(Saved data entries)
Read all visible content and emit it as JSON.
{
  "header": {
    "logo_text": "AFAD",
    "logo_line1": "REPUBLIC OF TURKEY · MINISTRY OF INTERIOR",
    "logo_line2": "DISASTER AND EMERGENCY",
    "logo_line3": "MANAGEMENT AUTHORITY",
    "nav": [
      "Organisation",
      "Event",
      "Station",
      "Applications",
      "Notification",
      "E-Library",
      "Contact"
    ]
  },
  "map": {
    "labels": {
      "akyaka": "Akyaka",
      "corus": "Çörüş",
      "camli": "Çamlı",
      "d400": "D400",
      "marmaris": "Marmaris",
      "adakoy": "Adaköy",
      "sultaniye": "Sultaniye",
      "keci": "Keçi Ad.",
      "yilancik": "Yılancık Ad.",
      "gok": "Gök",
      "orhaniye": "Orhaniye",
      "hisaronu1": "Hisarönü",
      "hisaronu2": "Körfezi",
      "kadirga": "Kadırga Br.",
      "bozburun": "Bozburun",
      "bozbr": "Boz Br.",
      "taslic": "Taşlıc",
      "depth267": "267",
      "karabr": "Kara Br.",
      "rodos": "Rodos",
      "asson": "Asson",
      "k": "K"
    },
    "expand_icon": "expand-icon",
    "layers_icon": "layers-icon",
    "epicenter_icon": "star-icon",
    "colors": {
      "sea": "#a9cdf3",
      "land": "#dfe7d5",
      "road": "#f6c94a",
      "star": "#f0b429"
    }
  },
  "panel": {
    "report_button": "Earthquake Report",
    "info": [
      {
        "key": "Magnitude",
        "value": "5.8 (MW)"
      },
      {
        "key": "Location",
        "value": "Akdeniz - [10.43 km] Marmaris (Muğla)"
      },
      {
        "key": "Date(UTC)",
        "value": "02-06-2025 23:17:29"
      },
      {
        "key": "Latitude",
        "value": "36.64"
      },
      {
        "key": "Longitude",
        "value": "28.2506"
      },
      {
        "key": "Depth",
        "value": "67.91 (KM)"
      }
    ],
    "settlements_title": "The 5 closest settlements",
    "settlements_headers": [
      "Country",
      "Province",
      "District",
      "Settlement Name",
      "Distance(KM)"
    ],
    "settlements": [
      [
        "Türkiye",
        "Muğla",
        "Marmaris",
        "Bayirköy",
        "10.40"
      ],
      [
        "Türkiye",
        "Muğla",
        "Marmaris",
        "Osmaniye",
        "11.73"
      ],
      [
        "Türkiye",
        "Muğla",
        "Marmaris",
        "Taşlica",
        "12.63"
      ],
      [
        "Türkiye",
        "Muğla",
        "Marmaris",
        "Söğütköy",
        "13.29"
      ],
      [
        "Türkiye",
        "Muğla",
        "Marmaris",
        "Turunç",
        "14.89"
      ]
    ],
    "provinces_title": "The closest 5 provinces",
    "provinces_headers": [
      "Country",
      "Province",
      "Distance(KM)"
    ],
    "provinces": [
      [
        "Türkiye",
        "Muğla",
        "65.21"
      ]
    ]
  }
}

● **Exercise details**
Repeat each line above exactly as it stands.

● **Response to this task**
Read all visible content and emit it as JSON.
{
  "header": {
    "logo_text": "AFAD",
    "logo_line1": "REPUBLIC OF TURKEY · MINISTRY OF INTERIOR",
    "logo_line2": "DISASTER AND EMERGENCY",
    "logo_line3": "MANAGEMENT AUTHORITY",
    "nav": [
      "Organisation",
      "Event",
      "Station",
      "Applications",
      "Notification",
      "E-Library",
      "Contact"
    ]
  },
  "map": {
    "labels": {
      "akyaka": "Akyaka",
      "corus": "Çörüş",
      "camli": "Çamlı",
      "d400": "D400",
      "marmaris": "Marmaris",
      "adakoy": "Adaköy",
      "sultaniye": "Sultaniye",
      "keci": "Keçi Ad.",
      "yilancik": "Yılancık Ad.",
      "gok": "Gök",
      "orhaniye": "Orhaniye",
      "hisaronu1": "Hisarönü",
      "hisaronu2": "Körfezi",
      "kadirga": "Kadırga Br.",
      "bozburun": "Bozburun",
      "bozbr": "Boz Br.",
      "taslic": "Taşlıc",
      "depth267": "267",
      "karabr": "Kara Br.",
      "rodos": "Rodos",
      "asson": "Asson",
      "k": "K"
    },
    "expand_icon": "expand-icon",
    "layers_icon": "layers-icon",
    "epicenter_icon": "star-icon",
    "colors": {
      "sea": "#a9cdf3",
      "land": "#dfe7d5",
      "road": "#f6c94a",
      "star": "#f0b429"
    }
  },
  "panel": {
    "report_button": "Earthquake Report",
    "info": [
      {
        "key": "Magnitude",
        "value": "5.8 (MW)"
      },
      {
        "key": "Location",
        "value": "Akdeniz - [10.43 km] Marmaris (Muğla)"
      },
      {
        "key": "Date(UTC)",
        "value": "02-06-2025 23:17:29"
      },
      {
        "key": "Latitude",
        "value": "36.64"
      },
      {
        "key": "Longitude",
        "value": "28.2506"
      },
      {
        "key": "Depth",
        "value": "67.91 (KM)"
      }
    ],
    "settlements_title": "The 5 closest settlements",
    "settlements_headers": [
      "Country",
      "Province",
      "District",
      "Settlement Name",
      "Distance(KM)"
    ],
    "settlements": [
      [
        "Türkiye",
        "Muğla",
        "Marmaris",
        "Bayirköy",
        "10.40"
      ],
      [
        "Türkiye",
        "Muğla",
        "Marmaris",
        "Osmaniye",
        "11.73"
      ],
      [
        "Türkiye",
        "Muğla",
        "Marmaris",
        "Taşlica",
        "12.63"
      ],
      [
        "Türkiye",
        "Muğla",
        "Marmaris",
        "Söğütköy",
        "13.29"
      ],
      [
        "Türkiye",
        "Muğla",
        "Marmaris",
        "Turunç",
        "14.89"
      ]
    ],
    "provinces_title": "The closest 5 provinces",
    "provinces_headers": [
      "Country",
      "Province",
      "Distance(KM)"
    ],
    "provinces": [
      [
        "Türkiye",
        "Muğla",
        "65.21"
      ]
    ]
  }
}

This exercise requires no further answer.